*Exercise description*
Every entry below should be written out again exactly.

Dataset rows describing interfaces
※

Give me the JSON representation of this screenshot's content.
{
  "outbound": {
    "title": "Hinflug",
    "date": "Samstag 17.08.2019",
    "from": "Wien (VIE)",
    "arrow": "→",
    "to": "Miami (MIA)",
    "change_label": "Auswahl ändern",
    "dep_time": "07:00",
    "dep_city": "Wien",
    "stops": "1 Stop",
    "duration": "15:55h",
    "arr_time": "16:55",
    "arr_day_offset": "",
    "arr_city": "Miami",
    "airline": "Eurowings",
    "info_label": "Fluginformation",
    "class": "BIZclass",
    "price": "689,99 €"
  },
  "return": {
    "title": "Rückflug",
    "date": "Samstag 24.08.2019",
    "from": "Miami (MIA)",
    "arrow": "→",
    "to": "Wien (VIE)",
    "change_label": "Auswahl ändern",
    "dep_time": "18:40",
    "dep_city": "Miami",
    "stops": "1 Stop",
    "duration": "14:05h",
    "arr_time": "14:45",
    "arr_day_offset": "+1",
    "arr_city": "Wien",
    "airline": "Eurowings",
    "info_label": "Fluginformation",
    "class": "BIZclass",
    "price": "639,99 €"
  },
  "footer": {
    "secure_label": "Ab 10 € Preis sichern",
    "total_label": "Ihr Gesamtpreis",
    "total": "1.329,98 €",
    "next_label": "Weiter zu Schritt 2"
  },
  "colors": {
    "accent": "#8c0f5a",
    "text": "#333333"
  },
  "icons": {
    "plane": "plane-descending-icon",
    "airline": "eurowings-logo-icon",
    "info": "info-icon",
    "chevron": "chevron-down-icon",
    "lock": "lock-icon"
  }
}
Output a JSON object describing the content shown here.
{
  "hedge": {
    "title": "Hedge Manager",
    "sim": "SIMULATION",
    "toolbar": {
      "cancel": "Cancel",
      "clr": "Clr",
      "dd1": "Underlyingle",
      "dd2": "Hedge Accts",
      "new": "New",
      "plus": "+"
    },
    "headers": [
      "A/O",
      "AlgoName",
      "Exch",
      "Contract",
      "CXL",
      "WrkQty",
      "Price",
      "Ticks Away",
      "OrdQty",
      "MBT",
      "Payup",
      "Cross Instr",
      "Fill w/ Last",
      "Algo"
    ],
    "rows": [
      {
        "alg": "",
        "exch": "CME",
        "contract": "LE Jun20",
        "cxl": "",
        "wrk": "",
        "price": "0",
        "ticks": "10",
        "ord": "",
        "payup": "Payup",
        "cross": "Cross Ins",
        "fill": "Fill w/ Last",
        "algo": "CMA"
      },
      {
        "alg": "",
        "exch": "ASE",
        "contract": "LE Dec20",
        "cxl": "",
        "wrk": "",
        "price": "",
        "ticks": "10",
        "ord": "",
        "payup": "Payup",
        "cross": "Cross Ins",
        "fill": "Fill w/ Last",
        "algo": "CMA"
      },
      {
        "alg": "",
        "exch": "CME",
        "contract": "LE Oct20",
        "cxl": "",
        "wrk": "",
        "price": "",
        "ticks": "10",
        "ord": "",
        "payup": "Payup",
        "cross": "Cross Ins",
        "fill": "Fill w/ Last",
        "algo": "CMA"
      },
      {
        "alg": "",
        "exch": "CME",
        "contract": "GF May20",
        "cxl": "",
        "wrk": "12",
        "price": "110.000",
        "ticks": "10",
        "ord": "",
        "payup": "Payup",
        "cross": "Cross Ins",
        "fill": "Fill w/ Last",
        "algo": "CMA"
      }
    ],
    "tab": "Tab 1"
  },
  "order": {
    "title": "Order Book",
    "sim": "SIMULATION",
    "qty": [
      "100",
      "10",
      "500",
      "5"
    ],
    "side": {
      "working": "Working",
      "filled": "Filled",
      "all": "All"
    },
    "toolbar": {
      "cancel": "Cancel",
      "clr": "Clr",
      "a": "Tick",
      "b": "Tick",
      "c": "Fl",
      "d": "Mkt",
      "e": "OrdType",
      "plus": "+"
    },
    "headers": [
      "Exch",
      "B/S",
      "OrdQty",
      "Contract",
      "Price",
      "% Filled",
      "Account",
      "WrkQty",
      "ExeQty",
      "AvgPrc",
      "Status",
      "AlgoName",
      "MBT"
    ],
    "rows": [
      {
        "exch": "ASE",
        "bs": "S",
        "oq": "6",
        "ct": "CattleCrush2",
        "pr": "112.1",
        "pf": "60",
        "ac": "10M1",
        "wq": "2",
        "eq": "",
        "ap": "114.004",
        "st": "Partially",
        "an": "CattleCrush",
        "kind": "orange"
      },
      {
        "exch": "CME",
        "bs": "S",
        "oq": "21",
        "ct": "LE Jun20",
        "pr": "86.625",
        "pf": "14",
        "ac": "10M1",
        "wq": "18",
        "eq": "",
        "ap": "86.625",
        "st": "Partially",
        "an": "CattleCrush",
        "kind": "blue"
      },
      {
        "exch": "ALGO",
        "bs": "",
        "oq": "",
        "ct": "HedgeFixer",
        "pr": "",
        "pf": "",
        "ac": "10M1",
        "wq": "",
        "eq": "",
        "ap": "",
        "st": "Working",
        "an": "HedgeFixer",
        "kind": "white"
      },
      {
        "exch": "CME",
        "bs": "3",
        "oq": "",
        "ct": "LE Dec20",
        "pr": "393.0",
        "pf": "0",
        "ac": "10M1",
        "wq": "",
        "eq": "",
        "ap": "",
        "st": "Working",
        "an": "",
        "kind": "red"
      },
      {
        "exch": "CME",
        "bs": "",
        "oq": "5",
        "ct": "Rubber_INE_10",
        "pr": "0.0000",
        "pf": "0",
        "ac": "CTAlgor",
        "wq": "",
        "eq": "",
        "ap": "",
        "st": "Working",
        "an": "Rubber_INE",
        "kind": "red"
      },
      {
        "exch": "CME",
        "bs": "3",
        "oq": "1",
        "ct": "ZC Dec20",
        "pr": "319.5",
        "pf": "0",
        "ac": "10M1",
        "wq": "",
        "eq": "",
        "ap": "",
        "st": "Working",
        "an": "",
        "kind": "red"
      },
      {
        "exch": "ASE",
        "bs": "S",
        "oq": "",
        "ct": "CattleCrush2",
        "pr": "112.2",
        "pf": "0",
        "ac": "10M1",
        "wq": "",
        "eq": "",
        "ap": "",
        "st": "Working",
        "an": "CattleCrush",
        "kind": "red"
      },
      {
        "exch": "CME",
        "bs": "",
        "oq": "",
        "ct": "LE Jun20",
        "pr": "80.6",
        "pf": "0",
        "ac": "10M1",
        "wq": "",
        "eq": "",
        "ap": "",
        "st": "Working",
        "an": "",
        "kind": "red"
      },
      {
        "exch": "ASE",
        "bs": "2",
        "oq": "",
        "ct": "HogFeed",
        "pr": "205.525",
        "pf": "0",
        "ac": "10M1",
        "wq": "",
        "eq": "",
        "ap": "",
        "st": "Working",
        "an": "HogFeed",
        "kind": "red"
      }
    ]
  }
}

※

*Task result*
Give me the JSON representation of this screenshot's content.
{
  "outbound": {
    "title": "Hinflug",
    "date": "Samstag 17.08.2019",
    "from": "Wien (VIE)",
    "arrow": "→",
    "to": "Miami (MIA)",
    "change_label": "Auswahl ändern",
    "dep_time": "07:00",
    "dep_city": "Wien",
    "stops": "1 Stop",
    "duration": "15:55h",
    "arr_time": "16:55",
    "arr_day_offset": "",
    "arr_city": "Miami",
    "airline": "Eurowings",
    "info_label": "Fluginformation",
    "class": "BIZclass",
    "price": "689,99 €"
  },
  "return": {
    "title": "Rückflug",
    "date": "Samstag 24.08.2019",
    "from": "Miami (MIA)",
    "arrow": "→",
    "to": "Wien (VIE)",
    "change_label": "Auswahl ändern",
    "dep_time": "18:40",
    "dep_city": "Miami",
    "stops": "1 Stop",
    "duration": "14:05h",
    "arr_time": "14:45",
    "arr_day_offset": "+1",
    "arr_city": "Wien",
    "airline": "Eurowings",
    "info_label": "Fluginformation",
    "class": "BIZclass",
    "price": "639,99 €"
  },
  "footer": {
    "secure_label": "Ab 10 € Preis sichern",
    "total_label": "Ihr Gesamtpreis",
    "total": "1.329,98 €",
    "next_label": "Weiter zu Schritt 2"
  },
  "colors": {
    "accent": "#8c0f5a",
    "text": "#333333"
  },
  "icons": {
    "plane": "plane-descending-icon",
    "airline": "eurowings-logo-icon",
    "info": "info-icon",
    "chevron": "chevron-down-icon",
    "lock": "lock-icon"
  }
}
Output a JSON object describing the content shown here.
{
  "hedge": {
    "title": "Hedge Manager",
    "sim": "SIMULATION",
    "toolbar": {
      "cancel": "Cancel",
      "clr": "Clr",
      "dd1": "Underlyingle",
      "dd2": "Hedge Accts",
      "new": "New",
      "plus": "+"
    },
    "headers": [
      "A/O",
      "AlgoName",
      "Exch",
      "Contract",
      "CXL",
      "WrkQty",
      "Price",
      "Ticks Away",
      "OrdQty",
      "MBT",
      "Payup",
      "Cross Instr",
      "Fill w/ Last",
      "Algo"
    ],
    "rows": [
      {
        "alg": "",
        "exch": "CME",
        "contract": "LE Jun20",
        "cxl": "",
        "wrk": "",
        "price": "0",
        "ticks": "10",
        "ord": "",
        "payup": "Payup",
        "cross": "Cross Ins",
        "fill": "Fill w/ Last",
        "algo": "CMA"
      },
      {
        "alg": "",
        "exch": "ASE",
        "contract": "LE Dec20",
        "cxl": "",
        "wrk": "",
        "price": "",
        "ticks": "10",
        "ord": "",
        "payup": "Payup",
        "cross": "Cross Ins",
        "fill": "Fill w/ Last",
        "algo": "CMA"
      },
      {
        "alg": "",
        "exch": "CME",
        "contract": "LE Oct20",
        "cxl": "",
        "wrk": "",
        "price": "",
        "ticks": "10",
        "ord": "",
        "payup": "Payup",
        "cross": "Cross Ins",
        "fill": "Fill w/ Last",
        "algo": "CMA"
      },
      {
        "alg": "",
        "exch": "CME",
        "contract": "GF May20",
        "cxl": "",
        "wrk": "12",
        "price": "110.000",
        "ticks": "10",
        "ord": "",
        "payup": "Payup",
        "cross": "Cross Ins",
        "fill": "Fill w/ Last",
        "algo": "CMA"
      }
    ],
    "tab": "Tab 1"
  },
  "order": {
    "title": "Order Book",
    "sim": "SIMULATION",
    "qty": [
      "100",
      "10",
      "500",
      "5"
    ],
    "side": {
      "working": "Working",
      "filled": "Filled",
      "all": "All"
    },
    "toolbar": {
      "cancel": "Cancel",
      "clr": "Clr",
      "a": "Tick",
      "b": "Tick",
      "c": "Fl",
      "d": "Mkt",
      "e": "OrdType",
      "plus": "+"
    },
    "headers": [
      "Exch",
      "B/S",
      "OrdQty",
      "Contract",
      "Price",
      "% Filled",
      "Account",
      "WrkQty",
      "ExeQty",
      "AvgPrc",
      "Status",
      "AlgoName",
      "MBT"
    ],
    "rows": [
      {
        "exch": "ASE",
        "bs": "S",
        "oq": "6",
        "ct": "CattleCrush2",
        "pr": "112.1",
        "pf": "60",
        "ac": "10M1",
        "wq": "2",
        "eq": "",
        "ap": "114.004",
        "st": "Partially",
        "an": "CattleCrush",
        "kind": "orange"
      },
      {
        "exch": "CME",
        "bs": "S",
        "oq": "21",
        "ct": "LE Jun20",
        "pr": "86.625",
        "pf": "14",
        "ac": "10M1",
        "wq": "18",
        "eq": "",
        "ap": "86.625",
        "st": "Partially",
        "an": "CattleCrush",
        "kind": "blue"
      },
      {
        "exch": "ALGO",
        "bs": "",
        "oq": "",
        "ct": "HedgeFixer",
        "pr": "",
        "pf": "",
        "ac": "10M1",
        "wq": "",
        "eq": "",
        "ap": "",
        "st": "Working",
        "an": "HedgeFixer",
        "kind": "white"
      },
      {
        "exch": "CME",
        "bs": "3",
        "oq": "",
        "ct": "LE Dec20",
        "pr": "393.0",
        "pf": "0",
        "ac": "10M1",
        "wq": "",
        "eq": "",
        "ap": "",
        "st": "Working",
        "an": "",
        "kind": "red"
      },
      {
        "exch": "CME",
        "bs": "",
        "oq": "5",
        "ct": "Rubber_INE_10",
        "pr": "0.0000",
        "pf": "0",
        "ac": "CTAlgor",
        "wq": "",
        "eq": "",
        "ap": "",
        "st": "Working",
        "an": "Rubber_INE",
        "kind": "red"
      },
      {
        "exch": "CME",
        "bs": "3",
        "oq": "1",
        "ct": "ZC Dec20",
        "pr": "319.5",
        "pf": "0",
        "ac": "10M1",
        "wq": "",
        "eq": "",
        "ap": "",
        "st": "Working",
        "an": "",
        "kind": "red"
      },
      {
        "exch": "ASE",
        "bs": "S",
        "oq": "",
        "ct": "CattleCrush2",
        "pr": "112.2",
        "pf": "0",
        "ac": "10M1",
        "wq": "",
        "eq": "",
        "ap": "",
        "st": "Working",
        "an": "CattleCrush",
        "kind": "red"
      },
      {
        "exch": "CME",
        "bs": "",
        "oq": "",
        "ct": "LE Jun20",
        "pr": "80.6",
        "pf": "0",
        "ac": "10M1",
        "wq": "",
        "eq": "",
        "ap": "",
        "st": "Working",
        "an": "",
        "kind": "red"
      },
      {
        "exch": "ASE",
        "bs": "2",
        "oq": "",
        "ct": "HogFeed",
        "pr": "205.525",
        "pf": "0",
        "ac": "10M1",
        "wq": "",
        "eq": "",
        "ap": "",
        "st": "Working",
        "an": "HogFeed",
        "kind": "red"
      }
    ]
  }
}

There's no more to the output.